One of the things I realized coming back from this writer’s conference was that I can’t afford to sit on my heels with my website, blog, and social media accounts. Sara Megibow made it very clear that even if she likes your writing she won’t take you on unless you’re already acting like a professional. I can see her point. I’ve been on Facebook and LinkedIn for years, and I’ve blogged off and on for years, as well. I created my first website back in 2008 and then updated it this past year. I’ve also had a Twitter account for a couple of years, but now I’m determined to get comfortable tweeting and doing a whole lot more on the marketing end. I may only have one book out, but it’s a pretty good book (if I do say so myself) and it’s about time a lot more people knew about it.

My first purchase after the conference was this book: Inbound Marketing: Get Found Using Google, Social Media, and Blogs. You can bet I’m going to be up late nights devouring its pages.

Originally posted 2011-05-12 12:49:14.

I’m Back!

You probably thought I’d died or got lost while climbing Mt. Ranier (Hah! With my knees, I can’t even hike up Badger Mountain behind my house and it’s not really a mountain…more like an elevated hill.)…or…was secretly off on some remote location for the next episode of “Survivor.”

After all, why would a writer stop blogging for three months? Other than my shoulder surgery and recovery, the main reason is this.

It only took about a month (and the help of a very web tech-savvy friend) to get the new Storymakers website up and running, but it’s taken another two to get little things ironed out and get comfortable enough with the routine of site maintenance so that I’m ready to delegate much of it to my committee members.

Just in time, too, because I’m hoping to meet up with all of them at the annual LDStorymakers Writers Conference next week in Salt Lake City. There, I can sit down with them and show them the ropes (if they haven’t yet figured it out from my way-too-dense instructional email).

By the way, if you’re a Storymaker and planning on attending, please don’t miss the Meet and Greet on Thursday, May 5th at 8 pm in the hotel. Not only will you be able to meet and socialize with fellow Storymakers and begin to put faces to names, but you’ll get:

  • an introduction to the Board of Directors and its various responsibilities (so that you might be more inclined to volunteer your services for certain positions, such as mine…hint, hint)
  • a brief demonstration of the new site…AND
  • a chance to be interviewed (bring a copy of your latest book, even if it’s 5+ years old) for future placement in the Featured Video section of the website’s home page.

The conference should be awesome and I can’t wait to meet a ton of fellow writers, plus agents, editors, and publishers. (I’m pitching to Sara Megibow with Nelson Literary Agency.)
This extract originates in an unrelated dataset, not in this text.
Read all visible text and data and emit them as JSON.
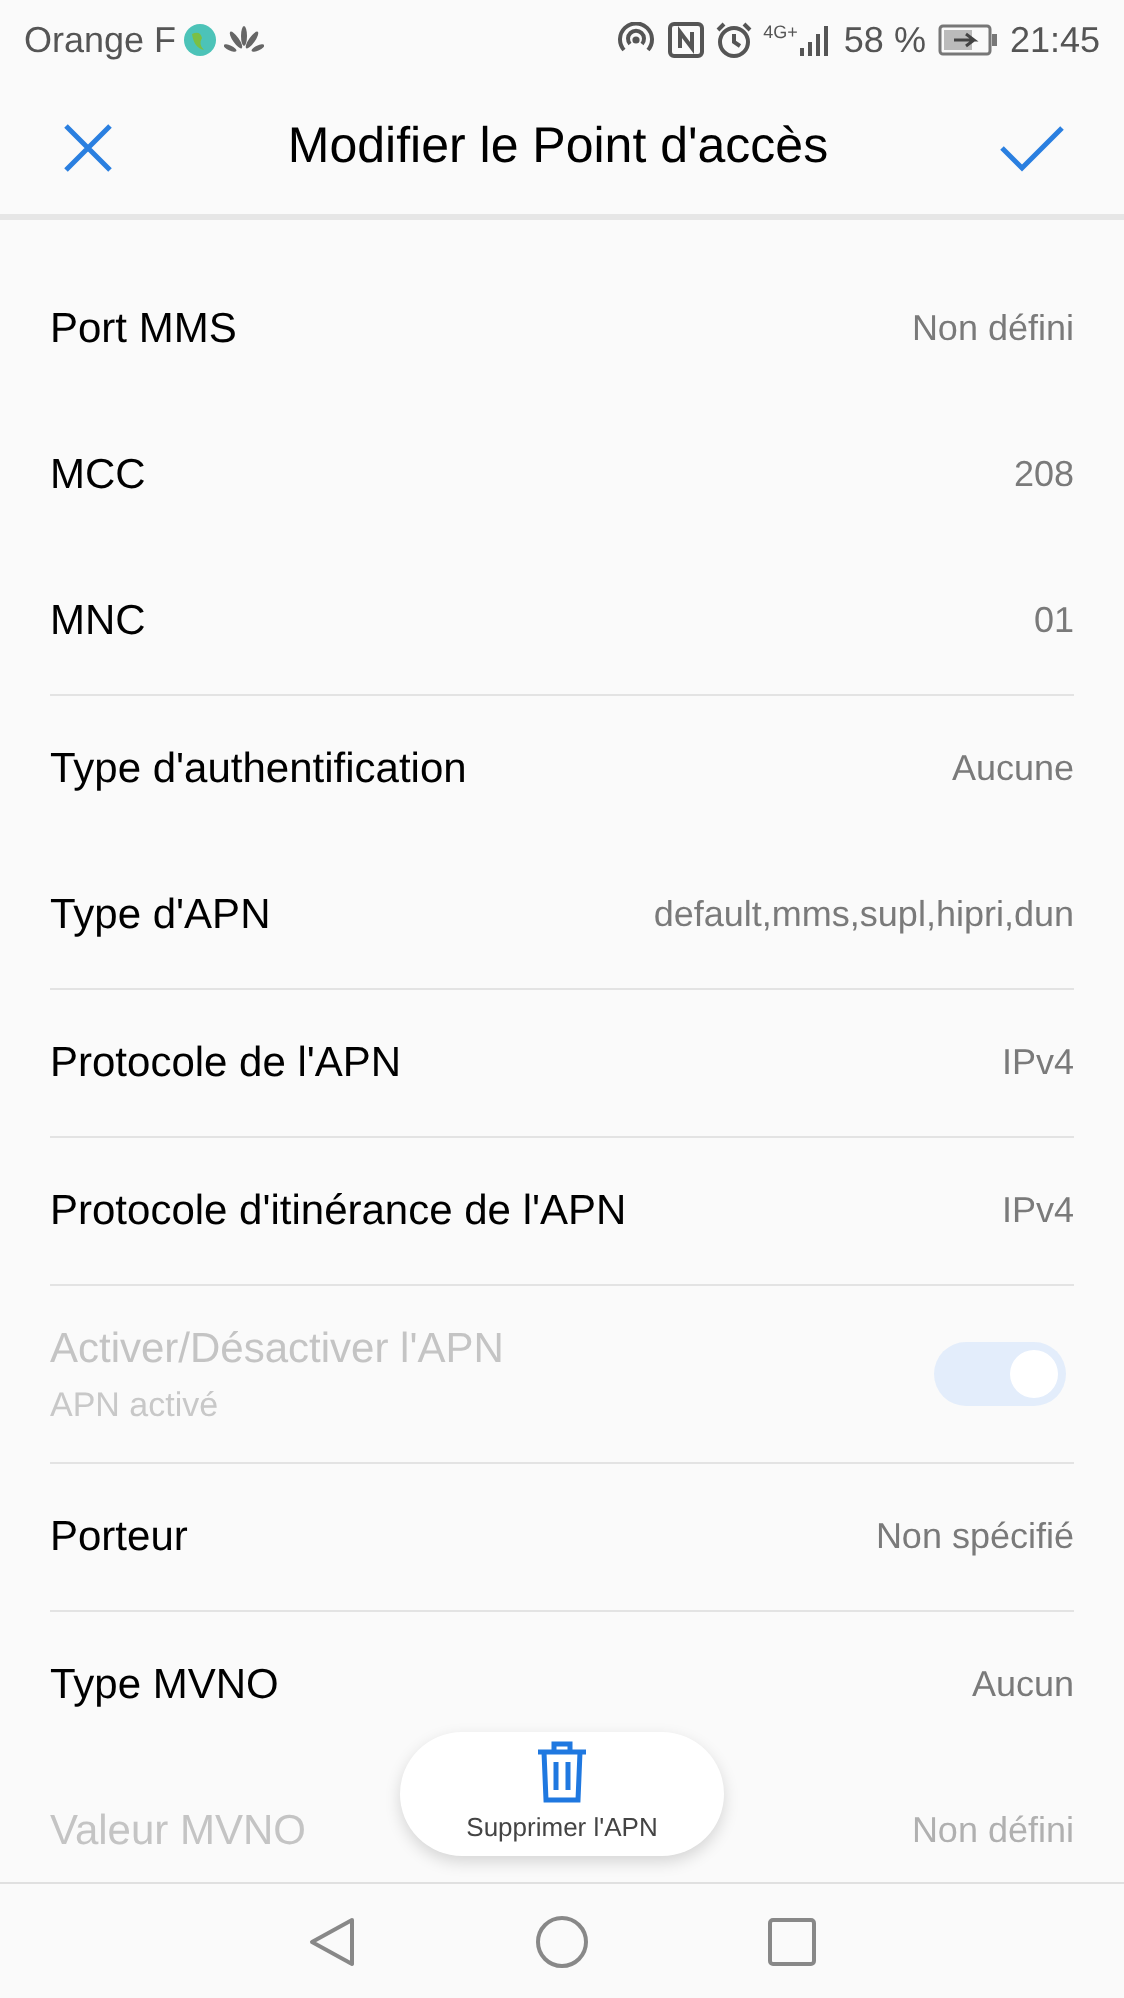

In any case, no more excuses. I promise to check in at least twice a week from here on out (since I don’t foresee any other website creation in my future).

Originally posted 2011-04-26 09:24:43.